A long time ago … in another city … with another partner … with what feels like a different me … someone pounded on our front door at 3am, screaming for help. At the time, I slept in the nude (I said it was a different me, alright?), so it took me a few seconds to groggily wake up and throw on some clothes. As I did, my girlfriend ran to the door to see what was going on. I heard her open the door, and I paused to hear what was going on. At some point I realized that I wasn’t just pausing to hear what was going on, though — I was hiding in fear. My heart was racing, and hearing our new guest (a neighbor we’d never met) describe how her drunk boyfriend had cracked her head open kept my flight response really high. Eventually my girlfriend summoned me and i sheepishly came out of my hiding spot. “Fredoluv,” she asked. “Can you run in her house and grab her purse?” “The front door is open,” the neighbor added, “you just have to grab my stuff off the coffee table.”
I nodded quietly, and walked outside.

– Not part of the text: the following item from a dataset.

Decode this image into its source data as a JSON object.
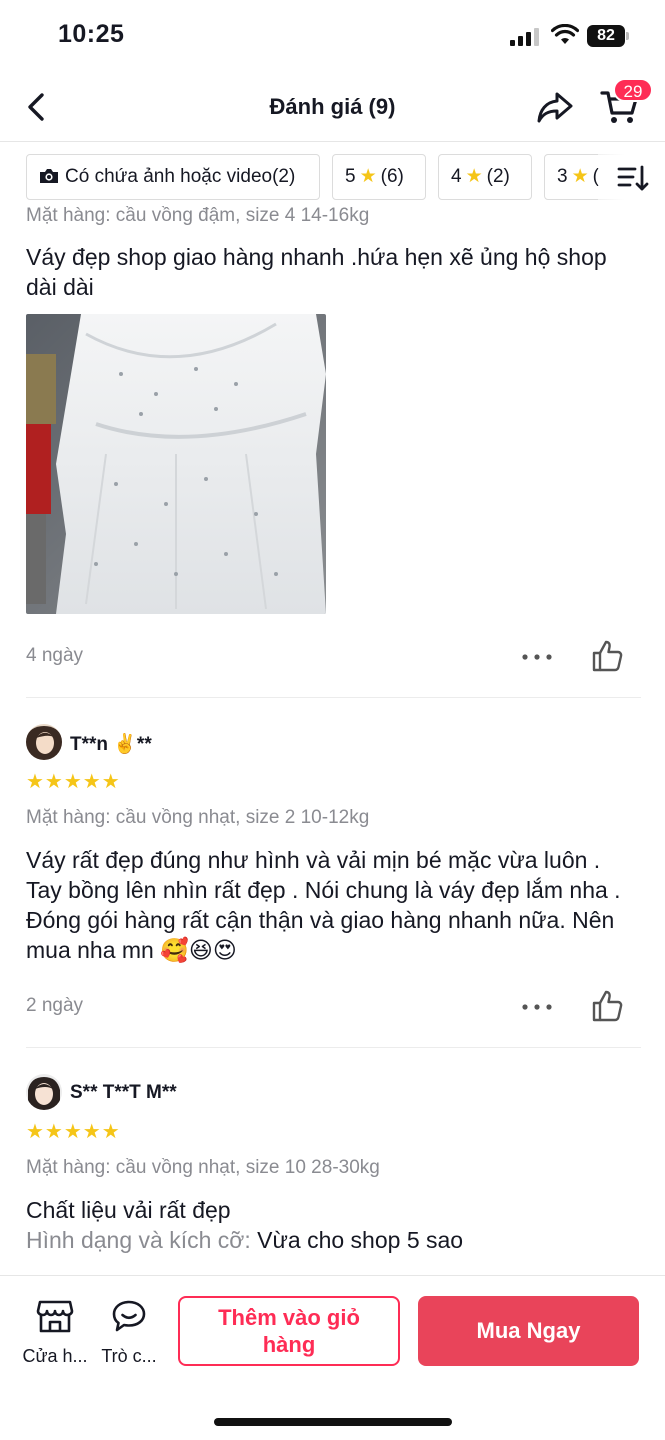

I looked at the house. The front door was open, and light was pouring out of it giving the scene an eerie Gregory Crewdson feel. I stood staring for a bit, I couldn’t will myself to enter. I didn’t realize that I was in full view of my girlfriend and the neighbor, and eventually the neighbor rushed past me, ran in her house and emerged with her purse. No one said anything as I quietly returned, and I don’t even remember what happened after that.

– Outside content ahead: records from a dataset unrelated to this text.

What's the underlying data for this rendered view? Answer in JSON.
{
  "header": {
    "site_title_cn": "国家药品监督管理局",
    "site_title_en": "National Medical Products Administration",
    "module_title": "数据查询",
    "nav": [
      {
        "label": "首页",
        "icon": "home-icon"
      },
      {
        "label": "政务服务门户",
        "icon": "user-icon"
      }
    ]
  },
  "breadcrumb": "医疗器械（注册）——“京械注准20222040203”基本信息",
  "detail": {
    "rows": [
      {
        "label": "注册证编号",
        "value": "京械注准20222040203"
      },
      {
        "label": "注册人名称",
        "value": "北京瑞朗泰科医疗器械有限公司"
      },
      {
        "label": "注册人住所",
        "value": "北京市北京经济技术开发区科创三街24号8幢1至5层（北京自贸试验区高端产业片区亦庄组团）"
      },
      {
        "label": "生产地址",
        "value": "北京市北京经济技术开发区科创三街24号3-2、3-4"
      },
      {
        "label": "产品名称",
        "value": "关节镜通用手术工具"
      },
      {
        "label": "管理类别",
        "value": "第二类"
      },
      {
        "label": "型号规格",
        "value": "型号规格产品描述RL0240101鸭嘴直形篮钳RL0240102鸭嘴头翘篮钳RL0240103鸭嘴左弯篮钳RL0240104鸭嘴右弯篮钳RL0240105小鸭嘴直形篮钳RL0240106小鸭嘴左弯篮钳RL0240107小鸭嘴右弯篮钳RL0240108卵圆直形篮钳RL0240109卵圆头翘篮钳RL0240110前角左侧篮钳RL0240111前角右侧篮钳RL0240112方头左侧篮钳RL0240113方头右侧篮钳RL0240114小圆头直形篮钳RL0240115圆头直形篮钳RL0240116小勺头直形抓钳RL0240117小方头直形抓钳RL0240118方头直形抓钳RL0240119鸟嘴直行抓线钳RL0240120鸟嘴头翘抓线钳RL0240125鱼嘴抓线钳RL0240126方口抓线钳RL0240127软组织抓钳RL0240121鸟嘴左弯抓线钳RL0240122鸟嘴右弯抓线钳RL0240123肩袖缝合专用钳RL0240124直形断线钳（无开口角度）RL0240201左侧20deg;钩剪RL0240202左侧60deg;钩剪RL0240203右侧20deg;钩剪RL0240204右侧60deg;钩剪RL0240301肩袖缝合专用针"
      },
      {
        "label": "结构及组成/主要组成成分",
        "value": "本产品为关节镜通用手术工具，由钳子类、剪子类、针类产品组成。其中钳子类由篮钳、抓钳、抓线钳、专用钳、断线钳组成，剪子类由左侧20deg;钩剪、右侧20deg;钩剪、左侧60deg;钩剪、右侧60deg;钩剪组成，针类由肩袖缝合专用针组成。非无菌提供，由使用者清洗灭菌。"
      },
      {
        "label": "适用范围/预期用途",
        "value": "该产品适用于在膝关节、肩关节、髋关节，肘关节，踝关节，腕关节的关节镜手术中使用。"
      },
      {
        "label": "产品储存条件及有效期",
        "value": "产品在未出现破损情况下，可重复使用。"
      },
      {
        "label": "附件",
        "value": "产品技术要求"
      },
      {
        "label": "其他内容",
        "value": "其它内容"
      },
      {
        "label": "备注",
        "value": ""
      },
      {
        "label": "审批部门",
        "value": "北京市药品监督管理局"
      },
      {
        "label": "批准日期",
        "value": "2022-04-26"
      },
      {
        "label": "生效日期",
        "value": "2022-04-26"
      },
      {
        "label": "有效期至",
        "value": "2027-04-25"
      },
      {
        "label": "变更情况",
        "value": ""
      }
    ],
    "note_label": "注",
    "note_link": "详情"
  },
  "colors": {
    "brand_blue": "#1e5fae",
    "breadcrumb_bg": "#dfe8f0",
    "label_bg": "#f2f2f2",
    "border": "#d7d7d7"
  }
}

I played those events out in my head over and over again for weeks. I became obsessed with my reaction to danger, how paralyzed I had been, and how scared I still felt long later. Eventually, my brain paired that event with a home burglary that happened to us soon after, and I developed a major panic disorder. I couldn’t sleep, I constantly worried about our house being threatened and whether I’d be able to protect myself or my girlfriend. I kept a hammer by my side of the bed, the only “weapon” we had. After awhile, I went on some meds and learned to cope a bit. I feel very different now, and know that when we hear noises at night that I’m the first to check things out — my flight or fight impulse has really switched to fight mode as I’ve gotten older and settled into family life.

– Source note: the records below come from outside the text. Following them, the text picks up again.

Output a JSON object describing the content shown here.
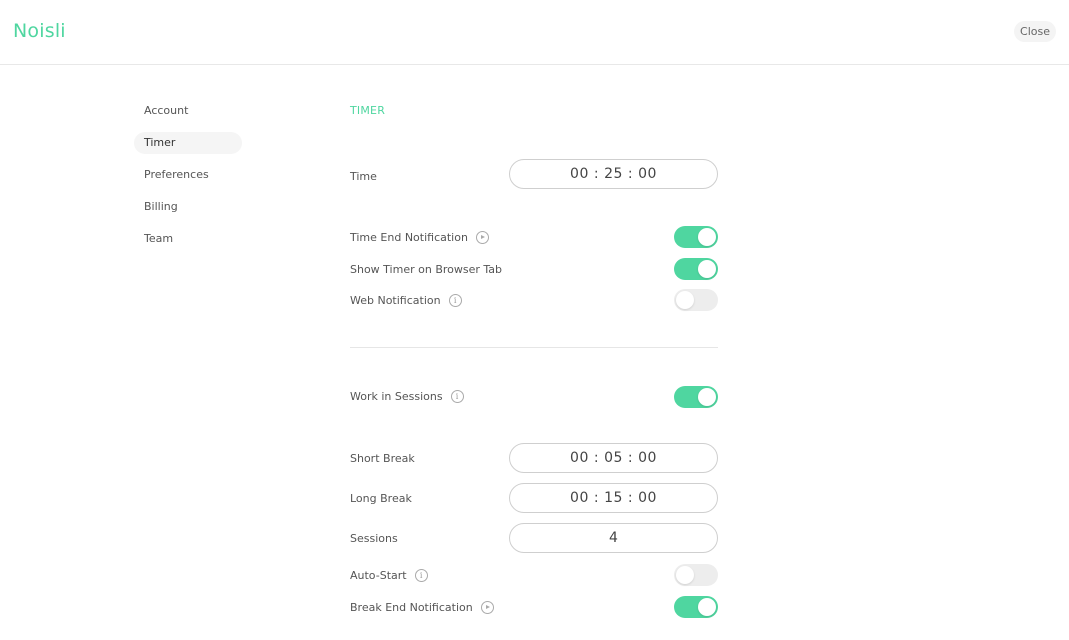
{
  "header": {
    "logo": "Noisli",
    "close_label": "Close",
    "accent_color": "#4fd6a0"
  },
  "sidebar": {
    "items": [
      {
        "label": "Account",
        "active": false
      },
      {
        "label": "Timer",
        "active": true
      },
      {
        "label": "Preferences",
        "active": false
      },
      {
        "label": "Billing",
        "active": false
      },
      {
        "label": "Team",
        "active": false
      }
    ]
  },
  "main": {
    "section_title": "TIMER",
    "time": {
      "label": "Time",
      "hours": "00",
      "minutes": "25",
      "seconds": "00"
    },
    "time_end_notification": {
      "label": "Time End Notification",
      "icon": "play-icon",
      "enabled": true
    },
    "show_timer_tab": {
      "label": "Show Timer on Browser Tab",
      "enabled": true
    },
    "web_notification": {
      "label": "Web Notification",
      "icon": "info-icon",
      "enabled": false
    },
    "work_in_sessions": {
      "label": "Work in Sessions",
      "icon": "info-icon",
      "enabled": true
    },
    "short_break": {
      "label": "Short Break",
      "hours": "00",
      "minutes": "05",
      "seconds": "00"
    },
    "long_break": {
      "label": "Long Break",
      "hours": "00",
      "minutes": "15",
      "seconds": "00"
    },
    "sessions": {
      "label": "Sessions",
      "value": "4"
    },
    "auto_start": {
      "label": "Auto-Start",
      "icon": "info-icon",
      "enabled": false
    },
    "break_end_notification": {
      "label": "Break End Notification",
      "icon": "play-icon",
      "enabled": true
    },
    "time_separator": ":"
  }
}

This weekend I finally watched “Force Majeure,” a visually stunning film that deals with the aftermath of a similar flight or fight response, with my wife. I’ve wanted to see it for a bit, but blew my chance to see it in the theater (I really regret that now, it’s really beautiful to look at) and needed to sync our schedules a bit for a time that worked for the wife. I really liked the film, and am drawn to watching it again — I read a review somewhere that remarked on its black comedy elements, and admit that if there was black comedy happening then it totally flew over my head. My wife and I bickered a bit throughout, in a really good way. I couldn’t help but be a little defensive of the central conflict of the film — you never know how you’ll react in a situation, I’d argue, despite my wife’s firm pronouncements that neither of us would have the same response. As much as I felt like I could relate to the patriach’s flight response, however, I was frustrated by his resolute refusal to own his actions. For me, that was the more damning character flaw, that his false masculinity was unable to allow him to get a toehold on any sort of proper response to original action or his family’s needs thereafter. Really great performances all around, a ton of striking images, and I loved hearing the scene revisited through so many direct tellings and analogous depictions. I need to learn how to end these entries a little better — I never know when to press on for a 1000 word essay or just give a Thumbs Up!